Today, cheetahs are found in only 23% of their historic African range and are extinct in their Asian range except for a small population in Iran of about 100 individuals.
There were more than 100,000 cheetahs in Africa in 1900, now there are fewer than 10,000.
Habitat loss, fragmentation and degradation
Illegal wildlife trade
Dr. Laurie Marker and her passion
Dr. Laurie Marker, founder and Executive Director of the Cheetah Conservation Fund, (pictured here with a cheetah and Alan Feldstein) is passionate about helping the endangered cat.
She said, "I would love to have you get involved with the Cheetah Conservation Fund, and hope you have seen our Chewbaaka Memorial Challenge communications. This is such an important fundraising effort for us and I hope that you can help support us."
The cheetah struggle
These beautiful beasts need large areas of land with water and suitable prey in order to survive.
The destruction of wild land has eroded the habitat for the cheetah and that is making the remaining wild cheetahs struggling for survival.
Spots in history
Acheetah is the world’s fastest land animal and can hit speeds of nearly 100 mphs in just over three seconds.

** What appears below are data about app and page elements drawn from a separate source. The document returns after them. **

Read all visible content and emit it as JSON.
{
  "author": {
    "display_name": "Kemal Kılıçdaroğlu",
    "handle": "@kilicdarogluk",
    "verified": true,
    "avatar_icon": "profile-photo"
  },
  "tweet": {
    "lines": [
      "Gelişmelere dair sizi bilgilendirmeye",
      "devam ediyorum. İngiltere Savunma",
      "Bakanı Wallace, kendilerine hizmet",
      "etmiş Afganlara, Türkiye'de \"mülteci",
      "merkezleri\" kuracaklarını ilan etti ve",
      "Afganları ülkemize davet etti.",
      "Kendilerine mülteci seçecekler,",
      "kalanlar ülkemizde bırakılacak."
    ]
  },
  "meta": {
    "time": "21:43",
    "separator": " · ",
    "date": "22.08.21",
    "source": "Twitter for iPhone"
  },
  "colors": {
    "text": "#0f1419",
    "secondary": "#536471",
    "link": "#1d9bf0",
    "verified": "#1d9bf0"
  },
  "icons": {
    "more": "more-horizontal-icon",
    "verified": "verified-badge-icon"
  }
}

The coat of a cheetah is covered with black spots. Royalty in ancient Egypt kept them as companions and they were used for hunting.
Great for kids

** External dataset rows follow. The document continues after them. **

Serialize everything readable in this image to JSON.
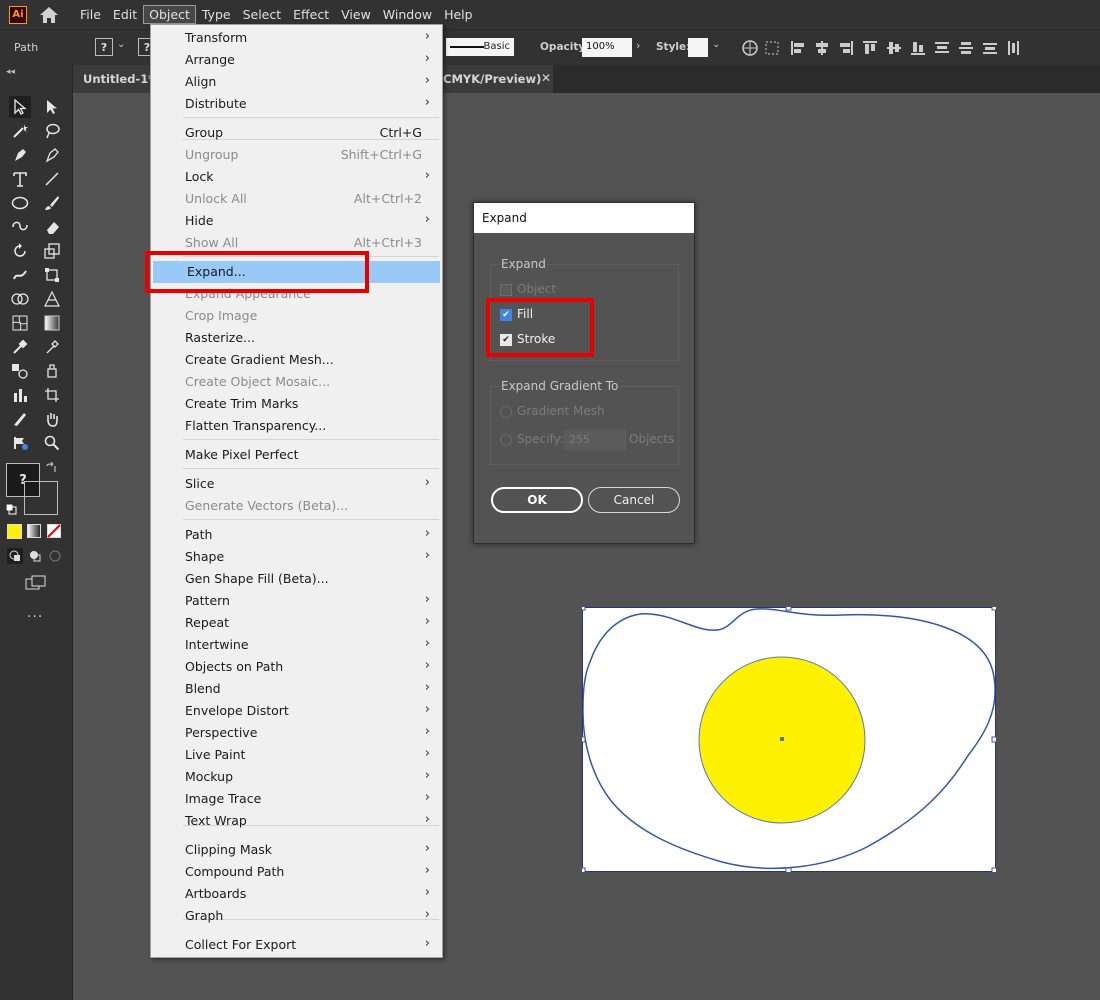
{
  "app": {
    "logo_text": "Ai"
  },
  "menubar": {
    "items": [
      "File",
      "Edit",
      "Object",
      "Type",
      "Select",
      "Effect",
      "View",
      "Window",
      "Help"
    ],
    "active": "Object"
  },
  "control_bar": {
    "selection_type": "Path",
    "fill_value": "?",
    "stroke_profile": "Basic",
    "opacity_label": "Opacity:",
    "opacity_value": "100%",
    "style_label": "Style:"
  },
  "document_tab": {
    "title_start": "Untitled-1* @",
    "title_end": "CMYK/Preview)",
    "close": "✕"
  },
  "toolbar": {
    "collapse": "◂◂",
    "fill_stroke_mark": "?",
    "more": "..."
  },
  "object_menu": {
    "items": [
      {
        "label": "Transform",
        "submenu": true
      },
      {
        "label": "Arrange",
        "submenu": true
      },
      {
        "label": "Align",
        "submenu": true
      },
      {
        "label": "Distribute",
        "submenu": true
      },
      {
        "label": "Group",
        "shortcut": "Ctrl+G"
      },
      {
        "label": "Ungroup",
        "shortcut": "Shift+Ctrl+G",
        "disabled": true
      },
      {
        "label": "Lock",
        "submenu": true
      },
      {
        "label": "Unlock All",
        "shortcut": "Alt+Ctrl+2",
        "disabled": true
      },
      {
        "label": "Hide",
        "submenu": true
      },
      {
        "label": "Show All",
        "shortcut": "Alt+Ctrl+3",
        "disabled": true
      },
      {
        "label": "Expand...",
        "highlighted": true
      },
      {
        "label": "Expand Appearance",
        "disabled": true
      },
      {
        "label": "Crop Image",
        "disabled": true
      },
      {
        "label": "Rasterize..."
      },
      {
        "label": "Create Gradient Mesh..."
      },
      {
        "label": "Create Object Mosaic...",
        "disabled": true
      },
      {
        "label": "Create Trim Marks"
      },
      {
        "label": "Flatten Transparency..."
      },
      {
        "label": "Make Pixel Perfect"
      },
      {
        "label": "Slice",
        "submenu": true
      },
      {
        "label": "Generate Vectors (Beta)...",
        "disabled": true
      },
      {
        "label": "Path",
        "submenu": true
      },
      {
        "label": "Shape",
        "submenu": true
      },
      {
        "label": "Gen Shape Fill (Beta)..."
      },
      {
        "label": "Pattern",
        "submenu": true
      },
      {
        "label": "Repeat",
        "submenu": true
      },
      {
        "label": "Intertwine",
        "submenu": true
      },
      {
        "label": "Objects on Path",
        "submenu": true
      },
      {
        "label": "Blend",
        "submenu": true
      },
      {
        "label": "Envelope Distort",
        "submenu": true
      },
      {
        "label": "Perspective",
        "submenu": true
      },
      {
        "label": "Live Paint",
        "submenu": true
      },
      {
        "label": "Mockup",
        "submenu": true
      },
      {
        "label": "Image Trace",
        "submenu": true
      },
      {
        "label": "Text Wrap",
        "submenu": true
      },
      {
        "label": "Clipping Mask",
        "submenu": true
      },
      {
        "label": "Compound Path",
        "submenu": true
      },
      {
        "label": "Artboards",
        "submenu": true
      },
      {
        "label": "Graph",
        "submenu": true
      },
      {
        "label": "Collect For Export",
        "submenu": true
      }
    ],
    "submenu_arrow": "›"
  },
  "expand_dialog": {
    "title": "Expand",
    "expand_group_label": "Expand",
    "object_label": "Object",
    "object_checked": false,
    "fill_label": "Fill",
    "fill_checked": true,
    "stroke_label": "Stroke",
    "stroke_checked": true,
    "gradient_group_label": "Expand Gradient To",
    "gradient_mesh_label": "Gradient Mesh",
    "specify_label": "Specify:",
    "specify_value": "255",
    "objects_label": "Objects",
    "ok_label": "OK",
    "cancel_label": "Cancel"
  },
  "colors": {
    "accent_highlight": "#99c9f5",
    "annotation_red": "#e80000",
    "yolk": "#fff200",
    "selection_blue": "#3355aa"
  }
}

My nephew, Donovan Sylla, was fascinated by the history and meeting of a a live cheetah. Many children have raised money on their own to help the endangered cats.

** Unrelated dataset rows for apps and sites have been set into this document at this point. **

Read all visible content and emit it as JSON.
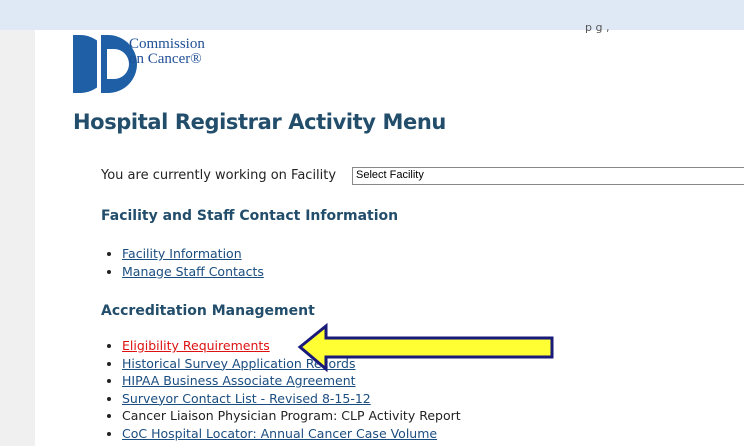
{
  "top_cut_text": "p       g ,",
  "logo": {
    "line1": "Commission",
    "line2": "on Cancer®"
  },
  "page_title": "Hospital Registrar Activity Menu",
  "facility": {
    "prompt": "You are currently working on Facility",
    "select_value": "Select Facility"
  },
  "section1": {
    "heading": "Facility and Staff Contact Information",
    "links": [
      "Facility Information",
      "Manage Staff Contacts"
    ]
  },
  "section2": {
    "heading": "Accreditation Management",
    "links": [
      "Eligibility Requirements",
      "Historical Survey Application Records",
      "HIPAA Business Associate Agreement",
      "Surveyor Contact List - Revised 8-15-12",
      "Cancer Liaison Physician Program: CLP Activity Report",
      "CoC Hospital Locator: Annual Cancer Case Volume"
    ]
  },
  "colors": {
    "arrow_fill": "#ffff33",
    "arrow_stroke": "#1a1a7a",
    "link": "#1a4d80",
    "active_link": "#dd1111",
    "heading": "#224d6b"
  },
  "icons": {
    "annotation_arrow": "left-pointing-arrow-icon"
  }
}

Donovan noted that the cheetahs he has witnessed up close and personal have the same characteristics and personality traits as our house cats.
Although you won't be able to get close enough to pet a cheetah, you will get close, and it's fascinating to watch. Children are encouraged to learn about them, and there are special fun facts to learn about them.
We learned about these beautiful Anatolian dogs that help guard some of the areas in the cheetah reserves.
In Namibia, farmers are learning about the Cheetah Conservation Foundation's model farm, livestock guarding dogs and cheetahs and human wildlife conflict solutions. In addition, there is a vet clinic and genetic lab to teach locals how to identify both cheetahs and other Namibian animals from their scat and tracks.
About 75 percent of the world's largest mammals died about 12,000 years ago in a mass extinction event and fortunately, a handful of cheetahs survived, but it caused an extreme reduction in genetic diversity. That has resulted in problems with breeding, which is also caused by human expansion and consumption and unstable environmental conditions. On their faces, the large cats have distinctive black “tear marks” that run from the inside corner of their eyes down to the edge of their mouth and you won't see marks like that in leopards.
World's leading cheetah saviors
The Cheetah Conservation Fund is now the world’s leading organization dedicated to saving the cheetah in the wild. It was created by Dr. Laurie Marker in 1990. It has hands-on conservation efforts and outreach educational programs.
The group's conservation programming maintains a research program on the biology, ecological issues and genetics of cheetahs.
Not only are there face-to-face meet-ups with live cheetahs, but there are internships and wildlife excursions into the African countryside.
They hold lectures around the world, and other types of fascinating fundraisers. See the schedule here: http://cheetah.org/events
This cat, which is often mixed up with a leopard, is built to go fast. It has long legs and a very slender body. In many ways it is very different from any other cat. They are lighter and leander than leopards, and they stand taller and have long slender legs.
Why are they dying?
These majestic creatures are still hunted even in protected areas like national parks and wildlife reserves. The cheetah does not do as well as other larger predators like the lion, leopard, and hyena.
The cheetah cub death rate could be as high as 90 percent. So, the cheetah does prey on farm animals and farmers often trap and shoot the predators.
Believe it or not, there is still a high demand for the large cats as pets, and so they are illegally caught. Only one in six cheetah cubs survive being smuggled illegally. The whole thing is very sad.